British 60-pounder field gun   brit-60


  • Length (ft/in) 21 ft 7 in
  • Weight (pounds) 11705 lbs
  • Range (yards) 10300 yards
  • Rate of Fire (RPM) 2 rpm

Used mainly for counter-battery fire, and requiring 8 to 12 horses to transport it, the 60-pounder was a heavy duty piece of kit.

British 9.2-inch (Mark I) Howitzer   



  • Length (ft/in) 11 ft 15 in
  • Weight (pounds) 25906 lbs
  • Range (yards) 10,000 yards
  • Rate of Fire (RPM) 2 rpm

Britain’s principal counter-battery weapon, the gun initially served only on the Western Front with 36 British, one Australian and two Canadian batteries. Its role was soon expanded. 

German 10.5-cm Light Field Howitzer 1916   



  • Length (ft/in) 12 ft
  • Weight (pounds) 3036 lbs
  • Range (yards)  6250 yards
  • Rate of Fire (RPM) 4 rpm

The onset of trench warfare early in World War One increased demand for howitzers with steep angles of descent. This howitzer met that demand, for it was capable of high elevation of the barrel.

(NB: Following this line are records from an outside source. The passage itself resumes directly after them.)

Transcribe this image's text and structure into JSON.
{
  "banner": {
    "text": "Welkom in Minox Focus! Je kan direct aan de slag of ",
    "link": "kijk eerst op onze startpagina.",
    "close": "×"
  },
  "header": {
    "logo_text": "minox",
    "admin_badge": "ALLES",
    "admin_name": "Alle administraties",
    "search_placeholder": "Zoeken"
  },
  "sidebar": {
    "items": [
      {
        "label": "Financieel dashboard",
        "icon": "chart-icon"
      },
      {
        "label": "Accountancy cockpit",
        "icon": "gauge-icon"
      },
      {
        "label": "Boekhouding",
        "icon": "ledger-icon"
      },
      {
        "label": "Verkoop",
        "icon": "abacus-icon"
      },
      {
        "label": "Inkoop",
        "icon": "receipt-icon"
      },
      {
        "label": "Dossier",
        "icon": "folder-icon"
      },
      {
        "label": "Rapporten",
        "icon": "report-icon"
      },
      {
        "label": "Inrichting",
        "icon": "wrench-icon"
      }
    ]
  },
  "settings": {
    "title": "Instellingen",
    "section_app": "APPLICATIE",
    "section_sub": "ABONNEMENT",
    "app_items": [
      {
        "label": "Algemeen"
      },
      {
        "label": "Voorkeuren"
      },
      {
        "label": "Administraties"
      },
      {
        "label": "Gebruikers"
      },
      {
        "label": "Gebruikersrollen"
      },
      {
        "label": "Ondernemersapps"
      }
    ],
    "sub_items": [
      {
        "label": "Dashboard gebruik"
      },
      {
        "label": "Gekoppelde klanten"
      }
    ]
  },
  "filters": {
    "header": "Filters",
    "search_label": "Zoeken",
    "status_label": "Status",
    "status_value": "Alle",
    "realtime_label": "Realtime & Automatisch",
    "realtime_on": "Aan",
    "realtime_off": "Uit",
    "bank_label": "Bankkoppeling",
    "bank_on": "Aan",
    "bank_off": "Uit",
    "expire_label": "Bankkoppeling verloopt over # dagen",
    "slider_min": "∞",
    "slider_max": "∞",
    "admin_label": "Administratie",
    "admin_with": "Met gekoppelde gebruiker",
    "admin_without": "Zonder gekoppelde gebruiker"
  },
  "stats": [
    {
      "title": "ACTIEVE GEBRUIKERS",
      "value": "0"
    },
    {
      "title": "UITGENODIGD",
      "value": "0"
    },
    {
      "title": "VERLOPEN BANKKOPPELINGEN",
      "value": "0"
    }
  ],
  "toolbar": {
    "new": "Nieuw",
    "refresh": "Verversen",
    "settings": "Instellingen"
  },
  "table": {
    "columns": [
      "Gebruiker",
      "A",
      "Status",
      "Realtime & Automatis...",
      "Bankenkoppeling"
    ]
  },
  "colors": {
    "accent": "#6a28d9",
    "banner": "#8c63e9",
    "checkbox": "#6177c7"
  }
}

German 13-cm (Model 1913) field gun  german-13


  • Length (ft/in) 22 ft
  • Weight (pounds) 12678 lbs
  • Range (yards) 15,750 yards
  • Rate of Fire (RPM) 2 rpm

Again after the onset of trench warfare this slightly bulked-version of earlier field guns was more effective in attacking fortified positions than its predecessors.

Alex Browne